The Alexander County Historic Preservation Committee (HPC) recently toured the downtown commercial district of Statesville. Alexander HPC members are Commissioner Larry Yoder, Helen Chestnut, Nancy Coley, Betty Long, and Lee Sharpe. Alexander County EDC’s Business Development Manager, Connie Kincaid, serves as the County’s HPC staff liaison.
The HPC received a guided tour from preservation developers Michael and Diane Young of LMY, Inc. in Salisbury. The historic preservation specialists, consultants, and developers preserve and manage historic commercial, residential, and manufacturing properties, many located in Salisbury and now Statesville. Their most recent project is the preservation of The Jenkins Building, located at 212 South Center Street in Downtown Statesville.
LMY, Inc. shared its plans for 212 South Center Street with the Alexander HPC on June 14. The historic tax credit project will include two retail spaces, one office space, and four upper-floor residential units.
With the preservation of the 1922 building as the goal, LMY researched specific architectural components of the building as seen in a historical photograph. The word “Belden” stamped on the back of an original brick helped them to discover the Belden Brick Company in Canton, Ohio, which originally produced the brick. Luckily, they were still in business and LMY was able to purchase matching bricks to restore the original sill course below the upper story windows similar to the one seen in the photo that accompanies this article.

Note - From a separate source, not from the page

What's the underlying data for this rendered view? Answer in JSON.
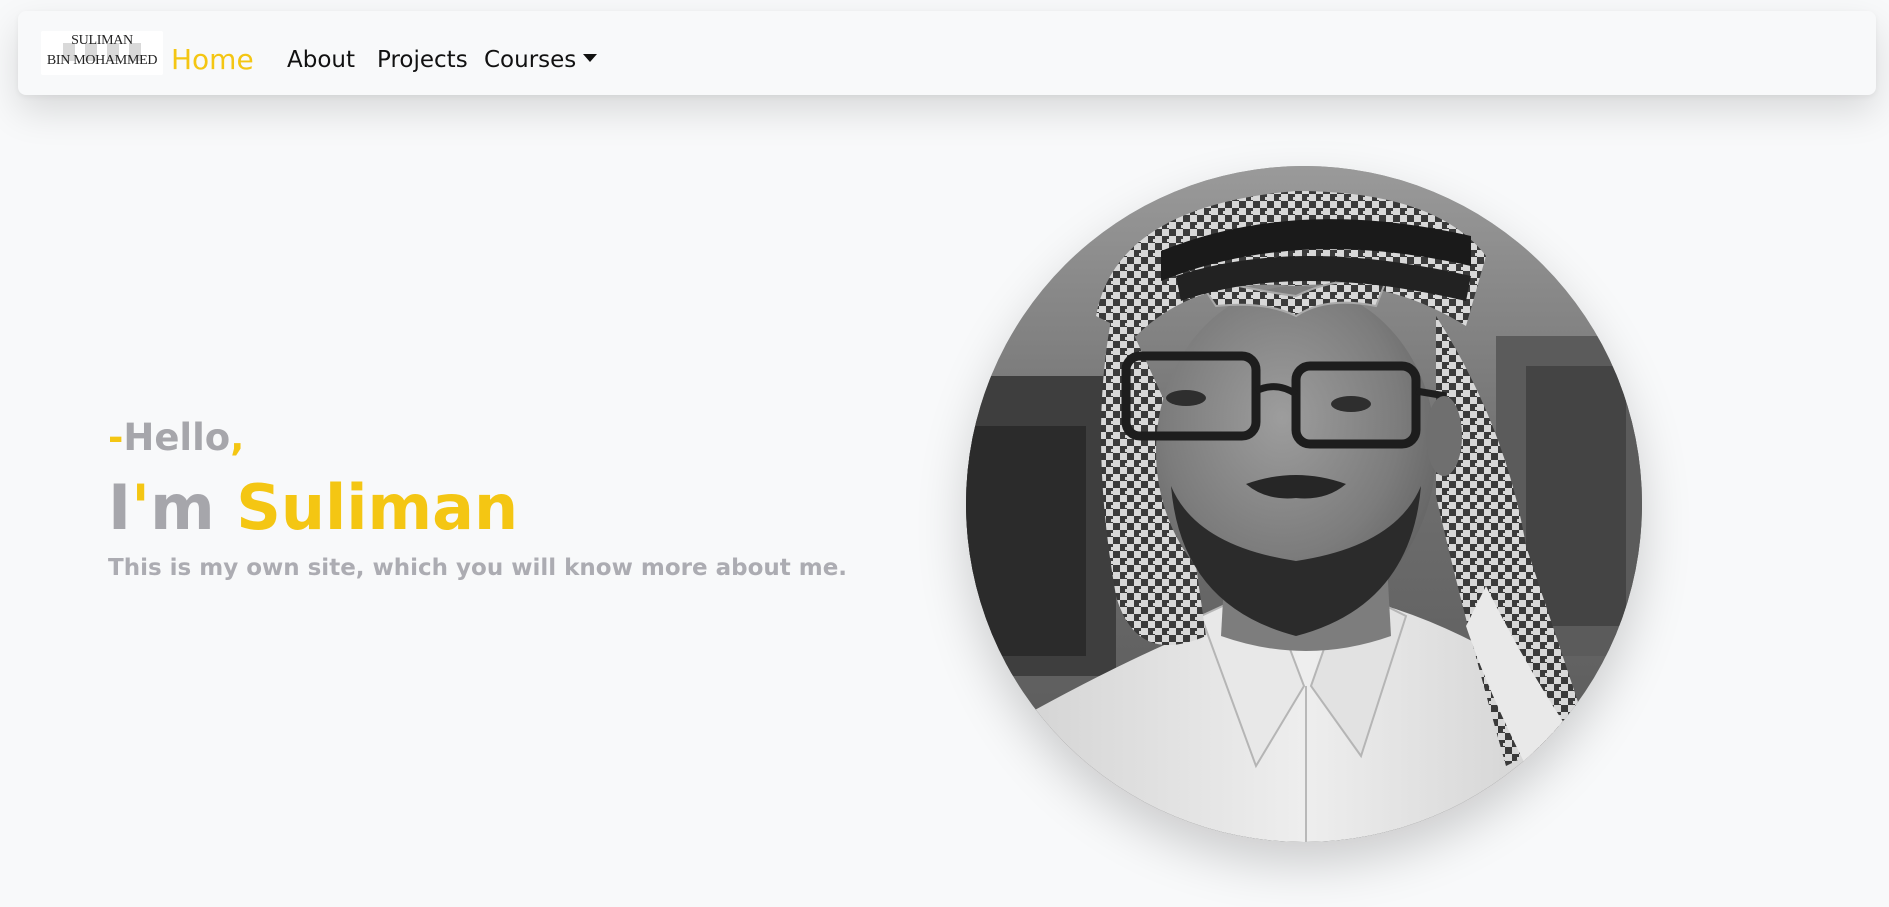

The storefront and upper-story windows are being reproduced to replicate the original architectural aspects of the building. The property was listed on the National Register of Historic Places in 1980 as part of the Statesville Commercial Historic District.
Marin Tomlin, a realtor with Allen Tate in Statesville and former Downtown Statesville Development Corporation Executive Director, explained how the Main Street organization worked to acquire the building working towards the goal of finding the right owner to redevelop it as a historic tax credit project that included the creation of upper-story residential. The organization was glad to have received a proposal from LMY, Inc. to redevelop the building, as it met all of the board’s goals.
Tomlin also shared the process that was involved in phases I & II of the city’s streetscape project that occurred between 2011 and 2016. The project involved the replacement of aging water, stormwater, and electric lines. Electric lines went underground and waterlines were added to both sides of the street. The above-ground improvements included narrowing the streets, widening the sidewalks, adding bulb-outs, expanding the planting areas and flowerpots, new surface accents of brick and stone, new lighting, new outdoor seating areas, and new trash cans and recycling containers. During the construction, the City of Statesville and DSDC took a proactive approach by taking the necessary steps to ensure local property and business owners would be provided with the services needed to conduct their business with the least amount of disruption during construction. The approximately $8 million construction project took two years of planning, and the two different phases each took approximately 12-18 months to complete. The results of the streetscape project are now helping to attract developers like LMY, Inc. to purchase, preserve, and redevelop historic properties in Downtown Statesville.